Reproduce the data that follows character for character, but omit its pictures.

-- MATERIAL PROVIDED follows --

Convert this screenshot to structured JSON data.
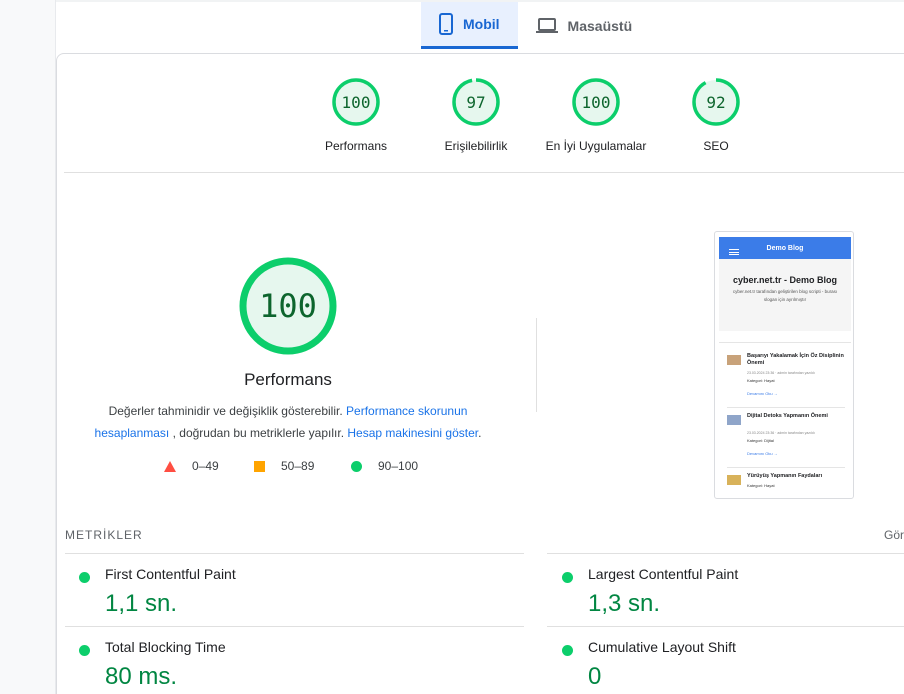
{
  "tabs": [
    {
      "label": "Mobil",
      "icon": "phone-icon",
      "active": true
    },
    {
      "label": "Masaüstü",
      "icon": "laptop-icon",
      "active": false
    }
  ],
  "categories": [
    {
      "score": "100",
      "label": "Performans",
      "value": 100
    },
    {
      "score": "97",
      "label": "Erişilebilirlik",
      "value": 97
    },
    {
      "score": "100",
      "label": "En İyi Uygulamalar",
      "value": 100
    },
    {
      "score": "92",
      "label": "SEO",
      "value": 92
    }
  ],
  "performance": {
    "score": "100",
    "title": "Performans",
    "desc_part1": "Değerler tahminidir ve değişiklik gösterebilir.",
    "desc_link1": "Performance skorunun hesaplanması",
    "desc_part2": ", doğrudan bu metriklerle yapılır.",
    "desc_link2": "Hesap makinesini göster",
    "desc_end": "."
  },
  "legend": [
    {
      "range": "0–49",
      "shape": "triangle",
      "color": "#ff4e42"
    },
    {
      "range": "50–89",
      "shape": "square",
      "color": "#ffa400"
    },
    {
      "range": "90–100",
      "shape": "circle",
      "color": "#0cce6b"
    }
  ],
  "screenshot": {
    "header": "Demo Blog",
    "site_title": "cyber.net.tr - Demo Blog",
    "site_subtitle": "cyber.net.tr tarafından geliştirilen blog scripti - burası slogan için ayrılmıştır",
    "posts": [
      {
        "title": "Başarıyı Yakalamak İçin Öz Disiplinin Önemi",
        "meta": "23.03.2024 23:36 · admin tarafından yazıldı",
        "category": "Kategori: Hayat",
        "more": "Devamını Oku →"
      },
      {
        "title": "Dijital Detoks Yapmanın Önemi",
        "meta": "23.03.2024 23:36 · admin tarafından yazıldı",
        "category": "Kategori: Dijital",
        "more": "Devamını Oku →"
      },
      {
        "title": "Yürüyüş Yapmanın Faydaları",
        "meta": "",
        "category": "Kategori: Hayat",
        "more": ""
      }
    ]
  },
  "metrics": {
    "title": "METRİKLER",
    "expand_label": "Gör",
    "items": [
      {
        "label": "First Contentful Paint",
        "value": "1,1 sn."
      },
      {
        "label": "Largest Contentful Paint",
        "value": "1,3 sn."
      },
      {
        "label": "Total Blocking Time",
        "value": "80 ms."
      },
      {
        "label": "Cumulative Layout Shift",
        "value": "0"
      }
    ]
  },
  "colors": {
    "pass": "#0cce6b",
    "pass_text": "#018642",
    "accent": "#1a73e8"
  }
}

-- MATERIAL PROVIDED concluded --

» **FINISHED EXERCISE**:
Convert this screenshot to structured JSON data.
{
  "tabs": [
    {
      "label": "Mobil",
      "icon": "phone-icon",
      "active": true
    },
    {
      "label": "Masaüstü",
      "icon": "laptop-icon",
      "active": false
    }
  ],
  "categories": [
    {
      "score": "100",
      "label": "Performans",
      "value": 100
    },
    {
      "score": "97",
      "label": "Erişilebilirlik",
      "value": 97
    },
    {
      "score": "100",
      "label": "En İyi Uygulamalar",
      "value": 100
    },
    {
      "score": "92",
      "label": "SEO",
      "value": 92
    }
  ],
  "performance": {
    "score": "100",
    "title": "Performans",
    "desc_part1": "Değerler tahminidir ve değişiklik gösterebilir.",
    "desc_link1": "Performance skorunun hesaplanması",
    "desc_part2": ", doğrudan bu metriklerle yapılır.",
    "desc_link2": "Hesap makinesini göster",
    "desc_end": "."
  },
  "legend": [
    {
      "range": "0–49",
      "shape": "triangle",
      "color": "#ff4e42"
    },
    {
      "range": "50–89",
      "shape": "square",
      "color": "#ffa400"
    },
    {
      "range": "90–100",
      "shape": "circle",
      "color": "#0cce6b"
    }
  ],
  "screenshot": {
    "header": "Demo Blog",
    "site_title": "cyber.net.tr - Demo Blog",
    "site_subtitle": "cyber.net.tr tarafından geliştirilen blog scripti - burası slogan için ayrılmıştır",
    "posts": [
      {
        "title": "Başarıyı Yakalamak İçin Öz Disiplinin Önemi",
        "meta": "23.03.2024 23:36 · admin tarafından yazıldı",
        "category": "Kategori: Hayat",
        "more": "Devamını Oku →"
      },
      {
        "title": "Dijital Detoks Yapmanın Önemi",
        "meta": "23.03.2024 23:36 · admin tarafından yazıldı",
        "category": "Kategori: Dijital",
        "more": "Devamını Oku →"
      },
      {
        "title": "Yürüyüş Yapmanın Faydaları",
        "meta": "",
        "category": "Kategori: Hayat",
        "more": ""
      }
    ]
  },
  "metrics": {
    "title": "METRİKLER",
    "expand_label": "Gör",
    "items": [
      {
        "label": "First Contentful Paint",
        "value": "1,1 sn."
      },
      {
        "label": "Largest Contentful Paint",
        "value": "1,3 sn."
      },
      {
        "label": "Total Blocking Time",
        "value": "80 ms."
      },
      {
        "label": "Cumulative Layout Shift",
        "value": "0"
      }
    ]
  },
  "colors": {
    "pass": "#0cce6b",
    "pass_text": "#018642",
    "accent": "#1a73e8"
  }
}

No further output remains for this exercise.